Letter From the Editors

This week marked NATO’s 75th anniversary. But what should have been a solemn celebration of an enduring alliance was marred by internal schisms and bellicose language on the part of Russia, all centering around the war in Ukraine. At a meeting of NATO foreign ministers on the eve of the anniversary, NATO chief Jens Stoltenberg proposed creating a $100 billion fund to support Ukraine. Calling this a “request from Washington,” expert Andrei Koshkin told Izvestia that “this offer is really beneficial to Washington” because “Biden is unable to pass $60 billion in military support for Ukraine through Congress.” Indeed, several alliance foreign ministers expressed doubt about the idea of such a fund, with Slovak and Hungarian officials coming out strongly against providing Ukraine with money for weapons.

But the harshest rhetoric came from Russia. In a conversation with Izvestia, Russian Ambassador to Belgium Aleksandr Tokovinin said that Belgian society is growing weary of the economic side effects of sanctions and that “public sentiment, in fact, does not coincide with the policy of the Belgian government.” He also said that NATO is waging a “hybrid war” and “taking on tasks that show [its] aggressive nature.” Russian Security Council secretary Nikolai Patrushev, who spoke to AiF about Russophobia in Europe, added to this tough language, saying that “the alliance does not shy away from using terrorist organizations in its own interests.” The strongest words came from Dmitry Suslov, who wrote in Kommersant that “only a revival of the fear of nuclear war***can prevent a scenario in which it is inevitable.”

Since Russia is framing the war in Ukraine as an East-West showdown, it’s instructive to consider what would actually be required to win such a confrontation.

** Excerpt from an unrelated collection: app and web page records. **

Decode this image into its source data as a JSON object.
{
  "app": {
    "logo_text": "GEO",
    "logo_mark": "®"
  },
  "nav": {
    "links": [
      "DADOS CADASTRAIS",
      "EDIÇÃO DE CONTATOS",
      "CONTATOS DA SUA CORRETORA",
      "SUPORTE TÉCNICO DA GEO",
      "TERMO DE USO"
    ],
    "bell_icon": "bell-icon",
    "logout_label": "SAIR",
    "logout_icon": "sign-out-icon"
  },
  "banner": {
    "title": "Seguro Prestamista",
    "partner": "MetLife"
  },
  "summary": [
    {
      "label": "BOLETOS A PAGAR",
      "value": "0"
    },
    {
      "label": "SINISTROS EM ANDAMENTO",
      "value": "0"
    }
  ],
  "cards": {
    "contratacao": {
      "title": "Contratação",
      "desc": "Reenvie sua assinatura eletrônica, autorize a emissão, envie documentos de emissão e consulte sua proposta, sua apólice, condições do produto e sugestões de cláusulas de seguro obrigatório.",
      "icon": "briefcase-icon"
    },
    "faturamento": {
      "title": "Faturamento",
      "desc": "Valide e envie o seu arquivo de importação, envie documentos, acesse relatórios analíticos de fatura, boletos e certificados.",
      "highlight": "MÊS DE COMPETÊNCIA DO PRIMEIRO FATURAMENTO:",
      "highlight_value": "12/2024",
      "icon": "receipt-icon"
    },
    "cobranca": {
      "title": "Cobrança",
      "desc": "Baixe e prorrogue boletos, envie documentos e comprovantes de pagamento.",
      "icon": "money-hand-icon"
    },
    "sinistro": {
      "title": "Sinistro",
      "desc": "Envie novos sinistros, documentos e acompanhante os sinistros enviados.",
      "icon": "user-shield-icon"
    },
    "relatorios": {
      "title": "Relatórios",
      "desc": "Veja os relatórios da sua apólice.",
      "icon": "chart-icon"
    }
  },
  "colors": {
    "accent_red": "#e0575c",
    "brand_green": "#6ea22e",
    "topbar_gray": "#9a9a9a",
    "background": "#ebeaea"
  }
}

According to Gen. John Pershing, who commanded US troops during World War I, “Logistics wins wars.” And, considering the current sanctions regime against Russia, logistics is certainly playing a pivotal role here, with East and West vying for control over new transportation routes in the Middle East and Central Asia. As Yury Mavashev writes for Izvestia, the West stands to lose trillions of dollars if Turkey’s Development Corridor opens; this route would connect Turkey with an Iraqi port on the Persian Gulf. According to Mavashev, the US fomented unrest following Turkey’s municipal elections this week, in order to disrupt the creation of this corridor. The unrest broke out when Turkish election officials overturned the results in Van, where a pro-Kurdish politician won the mayorship, and quickly spread to neighboring regions. Mavashev argues that a destabilized Kurdish population will threaten Turkish-Iraqi relations and put the Development Corridor on hold, hence the US’s interest in the protests.

Another transport corridor in the news is the Trans-Caspian International Transport Route, which runs through Kazakhstan. As Viktoria Panfilova reports in NG, the US is showing particular interest in this route because it provides easy access to Kazakhstan’s reserves of uranium, oil and lithium. But expert Daniyar Ashimbayev says the US is also aiming to “undermine Kazakh-Russian cooperation” and establish “political control” over the Kazakh presidential administration.

Another Central Asian country, Tajikistan, is at the heart of a different logistical debate, this one surrounding the logistics of migration. The country is now the subject of intense scrutiny after several of its citizens were arrested for committing last month’s Crocus City Hall attack. As Darya Podolskaya explains in Republic, officials are now clamoring for tighter migration rules, which they claim would prevent future attacks. But the economic reality is that, with its dire demographic situation, Russia is in no condition to limit migration.

And so, Russia is accusing Ukraine (and, by extension, the West) of masterminding the attack, with Tajikistan backing up its story. As Meduza explains, Russia and Tajikistan each have their “own incentive to lie and a great deal of experience making up fantastical explanations for dramatic events. Each side***knows perfectly well what to say and do for the other’s political expediency.”